  6. ^ Telescope. Vol. 44–46. University of Michigan. 1996. p. 71.
  7. ^ "A Short History of Sagatuck". thetimmelcollection.com. Archived from the original on 30 March 2012. Retrieved 1 June 2021.
  8. ^ Kryhull, Angela (17 September 2012). "Titanic-era ship anchors port redevelopment". The Globe and Mail. Retrieved 9 April 2018.((cite web)): CS1 maint: url-status (link)
  9. ^ Phillips, Andrew (23 June 2012). "SS Keewatin returns home to Port McNicoll". Toronto Star. Retrieved 9 April 2018.
  10. ^ Mendler, Andrew (23 March 2018). "SS Keewatin not relocating to Midland, will spend summer in Port McNicoll". simcoe.com. Retrieved 9 April 2018.
  11. ^ "Transforming the historic SS Keewatin in Port McNicoll". CTV News. 13 March 2019. Retrieved 29 September 2019.
  12. ^ Sarvis, Gisele Winton (23 June 2020). "Skyline Investments looking to sell, donate or dismantle SS Keewatin". toronto.com. Retrieved 1 June 2021.((cite web)): CS1 maint: url-status (link)
  13. ^ Phillips, Andrew (24 November 2020). "The end seems nigh for SS Keewatin's Port stay". orilliamatters.com. Retrieved 1 June 2021.((cite web)): CS1 maint: url-status (link)
  14. ^ Brennan, Pat (6 January 2021). "Georgian Bay community fights to keep its Titanic-era steamship". Toronto Star. Retrieved 1 June 2021.((cite web)): CS1 maint: url-status (link)
  15. ^ "Keep KEEWATIN Home - homepage".

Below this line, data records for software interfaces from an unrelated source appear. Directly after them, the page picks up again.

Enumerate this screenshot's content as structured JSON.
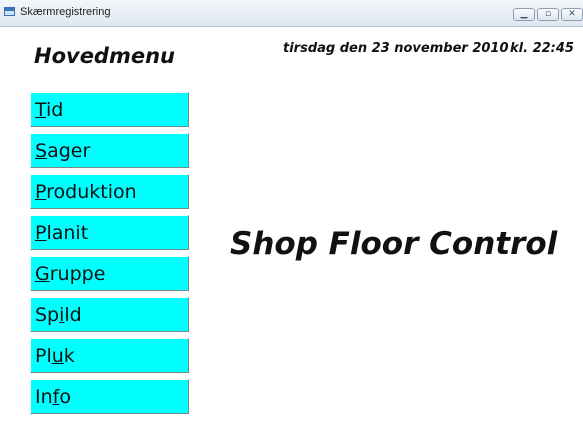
{
  "window": {
    "title": "Skærmregistrering",
    "controls": {
      "minimize_icon": "minimize-icon",
      "maximize_icon": "maximize-icon",
      "close_icon": "close-icon"
    }
  },
  "header": {
    "title": "Hovedmenu",
    "date": "tirsdag den 23 november 2010",
    "time": "kl. 22:45"
  },
  "menu": [
    {
      "label": "Tid",
      "mnemonic": "T"
    },
    {
      "label": "Sager",
      "mnemonic": "S"
    },
    {
      "label": "Produktion",
      "mnemonic": "P"
    },
    {
      "label": "Planit",
      "mnemonic": "P"
    },
    {
      "label": "Gruppe",
      "mnemonic": "G"
    },
    {
      "label": "Spild",
      "mnemonic": "i"
    },
    {
      "label": "Pluk",
      "mnemonic": "u"
    },
    {
      "label": "Info",
      "mnemonic": "f"
    }
  ],
  "main": {
    "brand": "Shop Floor Control"
  },
  "colors": {
    "menu_button": "#00ffff",
    "text": "#111111",
    "background": "#ffffff"
  }
}
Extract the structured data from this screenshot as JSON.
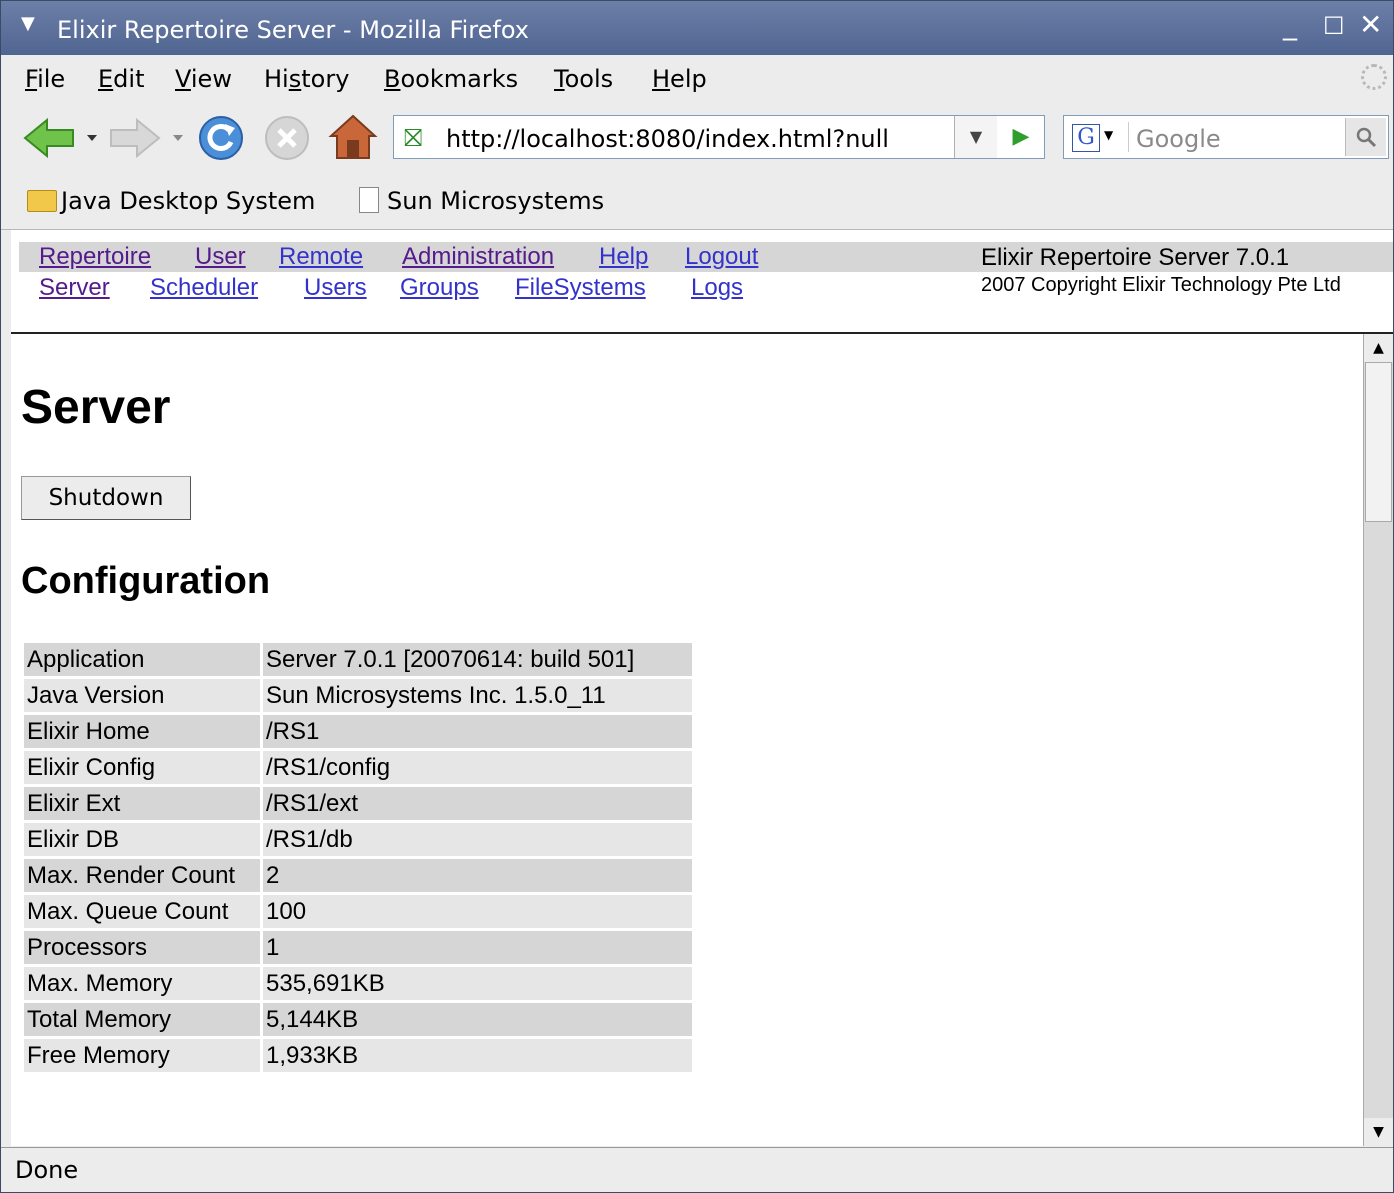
{
  "window": {
    "title": "Elixir Repertoire Server - Mozilla Firefox"
  },
  "menubar": {
    "items": [
      {
        "label": "File",
        "accel": "F",
        "rest": "ile"
      },
      {
        "label": "Edit",
        "accel": "E",
        "rest": "dit"
      },
      {
        "label": "View",
        "accel": "V",
        "rest": "iew"
      },
      {
        "label": "History",
        "pre": "Hi",
        "accel": "s",
        "rest": "tory"
      },
      {
        "label": "Bookmarks",
        "accel": "B",
        "rest": "ookmarks"
      },
      {
        "label": "Tools",
        "accel": "T",
        "rest": "ools"
      },
      {
        "label": "Help",
        "accel": "H",
        "rest": "elp"
      }
    ]
  },
  "toolbar": {
    "url": "http://localhost:8080/index.html?null",
    "search_placeholder": "Google",
    "search_engine": "G"
  },
  "bookmarks": [
    {
      "label": "Java Desktop System",
      "icon": "folder-icon"
    },
    {
      "label": "Sun Microsystems",
      "icon": "page-icon"
    }
  ],
  "site": {
    "nav_row1": [
      "Repertoire",
      "User",
      "Remote",
      "Administration",
      "Help",
      "Logout"
    ],
    "nav_row2": [
      "Server",
      "Scheduler",
      "Users",
      "Groups",
      "FileSystems",
      "Logs"
    ],
    "app_name": "Elixir Repertoire Server 7.0.1",
    "copyright": "2007 Copyright Elixir Technology Pte Ltd"
  },
  "page": {
    "title": "Server",
    "shutdown_label": "Shutdown",
    "config_heading": "Configuration",
    "config_rows": [
      {
        "key": "Application",
        "value": "Server 7.0.1 [20070614: build 501]"
      },
      {
        "key": "Java Version",
        "value": "Sun Microsystems Inc. 1.5.0_11"
      },
      {
        "key": "Elixir Home",
        "value": "/RS1"
      },
      {
        "key": "Elixir Config",
        "value": "/RS1/config"
      },
      {
        "key": "Elixir Ext",
        "value": "/RS1/ext"
      },
      {
        "key": "Elixir DB",
        "value": "/RS1/db"
      },
      {
        "key": "Max. Render Count",
        "value": "2"
      },
      {
        "key": "Max. Queue Count",
        "value": "100"
      },
      {
        "key": "Processors",
        "value": "1"
      },
      {
        "key": "Max. Memory",
        "value": "535,691KB"
      },
      {
        "key": "Total Memory",
        "value": "5,144KB"
      },
      {
        "key": "Free Memory",
        "value": "1,933KB"
      }
    ]
  },
  "status": {
    "text": "Done"
  },
  "colors": {
    "title_bar": "#5a6e99",
    "link": "#3333cc",
    "visited_link": "#551a8b",
    "row_dark": "#d6d6d6",
    "row_light": "#e6e6e6"
  }
}
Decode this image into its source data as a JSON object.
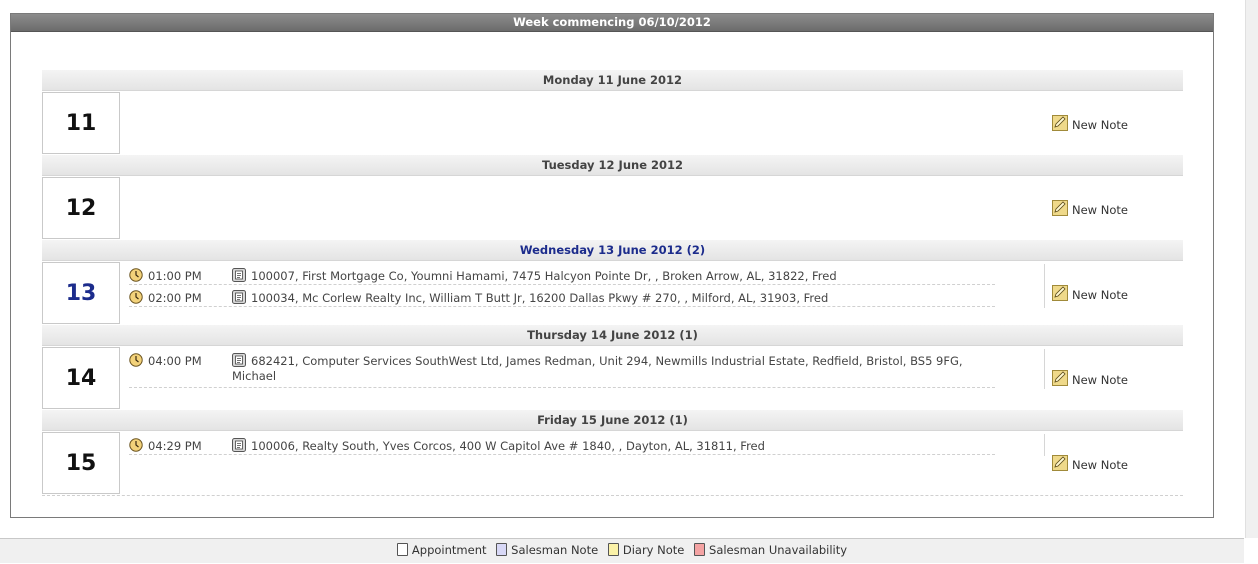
{
  "header": {
    "title": "Week commencing 06/10/2012"
  },
  "new_note_label": "New Note",
  "days": [
    {
      "header": "Monday 11 June 2012",
      "number": "11",
      "active": false,
      "entries": []
    },
    {
      "header": "Tuesday 12 June 2012",
      "number": "12",
      "active": false,
      "entries": []
    },
    {
      "header": "Wednesday 13 June 2012 (2)",
      "number": "13",
      "active": true,
      "entries": [
        {
          "time": "01:00 PM",
          "text": "100007, First Mortgage Co, Youmni Hamami, 7475 Halcyon Pointe Dr, , Broken Arrow, AL, 31822, Fred"
        },
        {
          "time": "02:00 PM",
          "text": "100034, Mc Corlew Realty Inc, William T Butt Jr, 16200 Dallas Pkwy # 270, , Milford, AL, 31903, Fred"
        }
      ]
    },
    {
      "header": "Thursday 14 June 2012 (1)",
      "number": "14",
      "active": false,
      "entries": [
        {
          "time": "04:00 PM",
          "text": "682421, Computer Services SouthWest Ltd, James Redman, Unit 294, Newmills Industrial Estate, Redfield, Bristol, BS5 9FG, Michael"
        }
      ]
    },
    {
      "header": "Friday 15 June 2012 (1)",
      "number": "15",
      "active": false,
      "entries": [
        {
          "time": "04:29 PM",
          "text": "100006, Realty South, Yves Corcos, 400 W Capitol Ave # 1840, , Dayton, AL, 31811, Fred"
        }
      ]
    }
  ],
  "legend": [
    {
      "label": "Appointment",
      "color": "#ffffff"
    },
    {
      "label": "Salesman Note",
      "color": "#d8d8f6"
    },
    {
      "label": "Diary Note",
      "color": "#fbf2a8"
    },
    {
      "label": "Salesman Unavailability",
      "color": "#f4a3a3"
    }
  ]
}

  16. ^ "Making Murdoch: Murdoch Ahoy - Aboard the SS Keewatin". CBC. 30 September 2013. Retrieved 1 June 2021.((cite web)): CS1 maint: url-status (link)

Coordinates: 44°44′55″N 79°48′04″W / 44.74868°N 79.80115°W / 44.74868; -79.80115